*Source data*.
########################################

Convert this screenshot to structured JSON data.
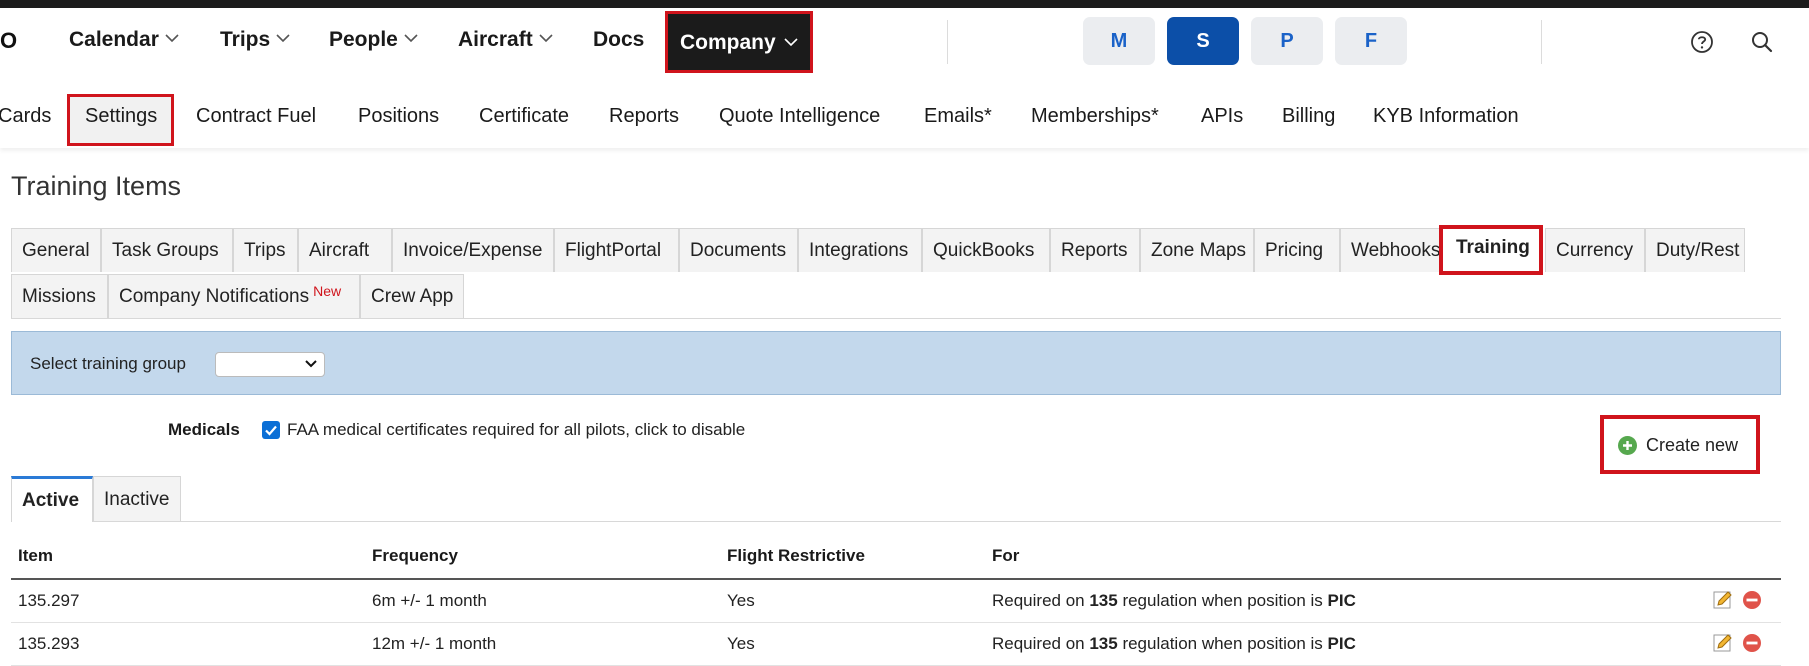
{
  "colors": {
    "accent_blue": "#0c4fa8",
    "highlight_red": "#d0141c",
    "group_bar": "#c3d8ec"
  },
  "main_nav": {
    "logo_fragment": "O",
    "items": [
      "Calendar",
      "Trips",
      "People",
      "Aircraft",
      "Docs"
    ],
    "company_label": "Company",
    "mode_buttons": [
      "M",
      "S",
      "P",
      "F"
    ],
    "active_mode": "S",
    "icons": [
      "help-icon",
      "search-icon"
    ]
  },
  "sub_nav": {
    "items": [
      "Cards",
      "Settings",
      "Contract Fuel",
      "Positions",
      "Certificate",
      "Reports",
      "Quote Intelligence",
      "Emails*",
      "Memberships*",
      "APIs",
      "Billing",
      "KYB Information"
    ],
    "active": "Settings"
  },
  "page_title": "Training Items",
  "settings_tabs": {
    "row1": [
      "General",
      "Task Groups",
      "Trips",
      "Aircraft",
      "Invoice/Expense",
      "FlightPortal",
      "Documents",
      "Integrations",
      "QuickBooks",
      "Reports",
      "Zone Maps",
      "Pricing",
      "Webhooks",
      "Training",
      "Currency",
      "Duty/Rest"
    ],
    "row2": [
      "Missions",
      "Company Notifications",
      "Crew App"
    ],
    "new_badge": "New",
    "active": "Training"
  },
  "group_select": {
    "label": "Select training group",
    "value": ""
  },
  "medicals": {
    "label": "Medicals",
    "checked": true,
    "text": "FAA medical certificates required for all pilots, click to disable"
  },
  "create_button": {
    "label": "Create new"
  },
  "status_tabs": {
    "active": "Active",
    "inactive": "Inactive"
  },
  "table": {
    "headers": [
      "Item",
      "Frequency",
      "Flight Restrictive",
      "For"
    ],
    "rows": [
      {
        "item": "135.297",
        "frequency": "6m +/- 1 month",
        "restrictive": "Yes",
        "for_prefix": "Required on ",
        "regulation": "135",
        "for_mid": " regulation when position is ",
        "position": "PIC"
      },
      {
        "item": "135.293",
        "frequency": "12m +/- 1 month",
        "restrictive": "Yes",
        "for_prefix": "Required on ",
        "regulation": "135",
        "for_mid": " regulation when position is ",
        "position": "PIC"
      }
    ]
  }
}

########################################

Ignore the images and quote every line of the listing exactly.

Convert this screenshot to structured JSON data.
{
  "colors": {
    "accent_blue": "#0c4fa8",
    "highlight_red": "#d0141c",
    "group_bar": "#c3d8ec"
  },
  "main_nav": {
    "logo_fragment": "O",
    "items": [
      "Calendar",
      "Trips",
      "People",
      "Aircraft",
      "Docs"
    ],
    "company_label": "Company",
    "mode_buttons": [
      "M",
      "S",
      "P",
      "F"
    ],
    "active_mode": "S",
    "icons": [
      "help-icon",
      "search-icon"
    ]
  },
  "sub_nav": {
    "items": [
      "Cards",
      "Settings",
      "Contract Fuel",
      "Positions",
      "Certificate",
      "Reports",
      "Quote Intelligence",
      "Emails*",
      "Memberships*",
      "APIs",
      "Billing",
      "KYB Information"
    ],
    "active": "Settings"
  },
  "page_title": "Training Items",
  "settings_tabs": {
    "row1": [
      "General",
      "Task Groups",
      "Trips",
      "Aircraft",
      "Invoice/Expense",
      "FlightPortal",
      "Documents",
      "Integrations",
      "QuickBooks",
      "Reports",
      "Zone Maps",
      "Pricing",
      "Webhooks",
      "Training",
      "Currency",
      "Duty/Rest"
    ],
    "row2": [
      "Missions",
      "Company Notifications",
      "Crew App"
    ],
    "new_badge": "New",
    "active": "Training"
  },
  "group_select": {
    "label": "Select training group",
    "value": ""
  },
  "medicals": {
    "label": "Medicals",
    "checked": true,
    "text": "FAA medical certificates required for all pilots, click to disable"
  },
  "create_button": {
    "label": "Create new"
  },
  "status_tabs": {
    "active": "Active",
    "inactive": "Inactive"
  },
  "table": {
    "headers": [
      "Item",
      "Frequency",
      "Flight Restrictive",
      "For"
    ],
    "rows": [
      {
        "item": "135.297",
        "frequency": "6m +/- 1 month",
        "restrictive": "Yes",
        "for_prefix": "Required on ",
        "regulation": "135",
        "for_mid": " regulation when position is ",
        "position": "PIC"
      },
      {
        "item": "135.293",
        "frequency": "12m +/- 1 month",
        "restrictive": "Yes",
        "for_prefix": "Required on ",
        "regulation": "135",
        "for_mid": " regulation when position is ",
        "position": "PIC"
      }
    ]
  }
}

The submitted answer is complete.